Trump was so deeply unpopular in Europe that he seemed to damage the reputation of any nationalist comrades across associated with him. When analysts at Five Thirty Eight looked at polls across Europe last summer, they found a statistically significant drop in support for far-right populists following Trump’s victory. “Trump is making Europe liberal again”, Nate Silver, the editor of the website, declared.
A year later, the far-right is surging across Europe. Recent elections in Italy, Hungary, Austria, Poland, the Czech Republic and Slovakia have all been victories for authoritarian, far-right nativists. In Sweden, even the mainstream political parties seem to have read Donald Trump’s victory not as a warning, but as a sign that they ought to adapt to the times and learn from his success. Instead of trying to stave off the xenophobic and anti-democratic currents, they have gradually adopted the worldview and rhetoric of the populist far-right.
For most of this century, the political mainstream in Sweden wanted nothing to do with these ideas. Sweden’s former prime minister, Fredrik Reinfeldt, of the center-right Moderate Party, openly showed his contempt for the Sweden Democrats and said, in 2013, they have “brought hate into Swedish politics.”
This election has been quite different, with most major parties fighting desperately to win back the voters they have lost to the far-right, often by aping their rhetoric and worldview, focusing on crime, law and order, and cultural issues. Campaign ads from the Moderate party, the Social Democrats and the Christian Democrats have focused on banning Muslim calls to prayer, strengthening border controls and “keeping the country safe.”
It is hard to find examples anywhere in the world, where this tactic has worked out for traditional political parties. Cas Mudde, a political scientist at the University of Georgia, has showed that it is risky for mainstream political parties to imitate the rhetoric of the far-right in attempts to win back their voters. When the voters who are susceptible to xenophobic messages are presented with “xenophobia light” they just vote for the original, rather than the watered-down imitation, according to Mudde.

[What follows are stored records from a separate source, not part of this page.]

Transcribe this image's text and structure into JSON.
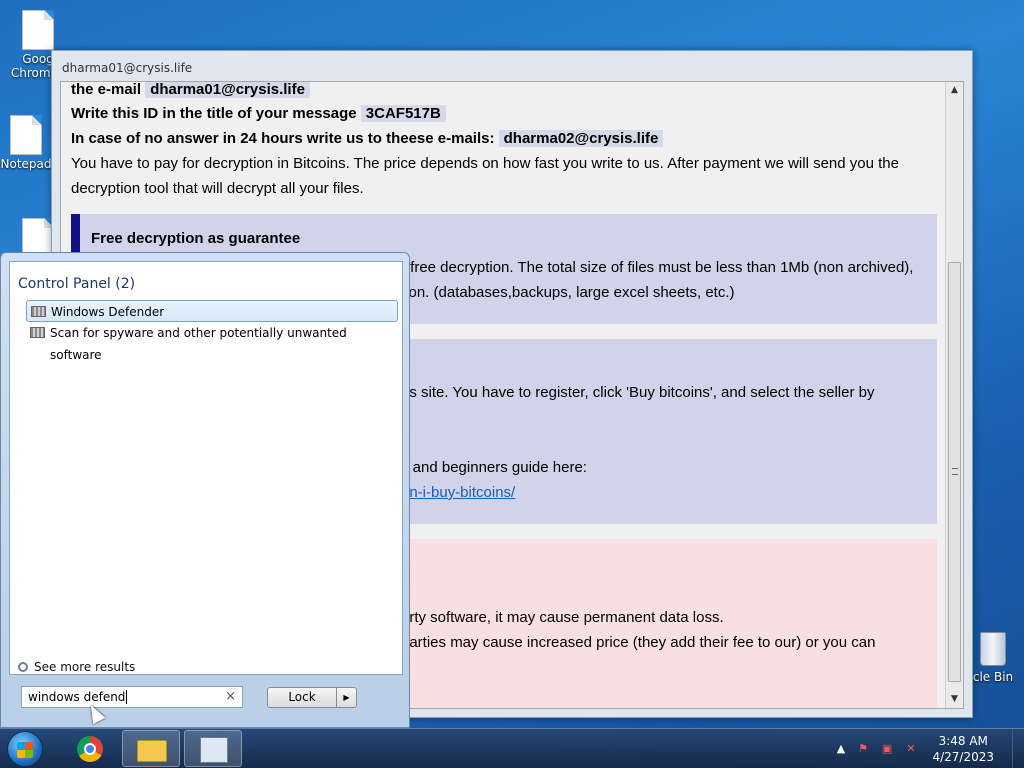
{
  "desktop": {
    "icons": [
      {
        "label": "Goog Chrome.l"
      },
      {
        "label": "Notepad"
      }
    ],
    "recycle_bin": "cle Bin"
  },
  "ransom_window": {
    "title": "dharma01@crysis.life",
    "lines": {
      "email_prefix": "the e-mail",
      "email": "dharma01@crysis.life",
      "id_prefix": "Write this ID in the title of your message",
      "id": "3CAF517B",
      "backup_prefix": "In case of no answer in 24 hours write us to theese e-mails:",
      "backup_email": "dharma02@crysis.life",
      "pay_1": "You have to pay for decryption in Bitcoins. The price depends on how fast you write to us. After payment we will send you the",
      "pay_2": "decryption tool that will decrypt all your files."
    },
    "guarantee_box": {
      "title": "Free decryption as guarantee",
      "line1": "r free decryption. The total size of files must be less than 1Mb (non archived),",
      "line2": "tion. (databases,backups, large excel sheets, etc.)"
    },
    "bitcoin_box": {
      "line1": "ns site. You have to register, click 'Buy bitcoins', and select the seller by",
      "line2": "s and beginners guide here:",
      "link": "an-i-buy-bitcoins/"
    },
    "warning_box": {
      "line1": "arty software, it may cause permanent data loss.",
      "line2": "parties may cause increased price (they add their fee to our) or you can"
    }
  },
  "start_menu": {
    "heading": "Control Panel (2)",
    "results": [
      {
        "label": "Windows Defender",
        "selected": true
      },
      {
        "label": "Scan for spyware and other potentially unwanted software",
        "selected": false
      }
    ],
    "see_more": "See more results",
    "search_value": "windows defend",
    "clear_symbol": "×",
    "power_button": "Lock",
    "power_arrow": "▶"
  },
  "taskbar": {
    "time": "3:48 AM",
    "date": "4/27/2023"
  }
}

This seems to be happening in Sweden now.
“The political center is collapsing, and polarization is increasing,” says Hubinette. “The far-right is growing but so are the movements opposing them.”
The election might also be a shock to Sweden’s self-image as a welcoming country for immigrants.
“In studies where citizens are asked to share their views on immigration and racial issues, Sweden consistently ranks at the top of the most liberal and tolerant in the world,” says Hubinette. “But at the same time, we are one of the most segregated countries. When you actually look at people’s behavior, where they choose to live, who they spend time with, who they marry and have children with, we are a very segregated society. So we are not that special, but much more similar to other countries. There is a big gap in our perception of ourselves and our real life actions.”
There’s now a grim element of Schadenfreude among Sweden’s Scandinavian neighbors; Denmark, Norway and Finland.
“They have had to put up with being called racist by Swedes for a long time,” says Hubinette. And now Sweden will be the place with a huge party in parliament with Nazi roots.”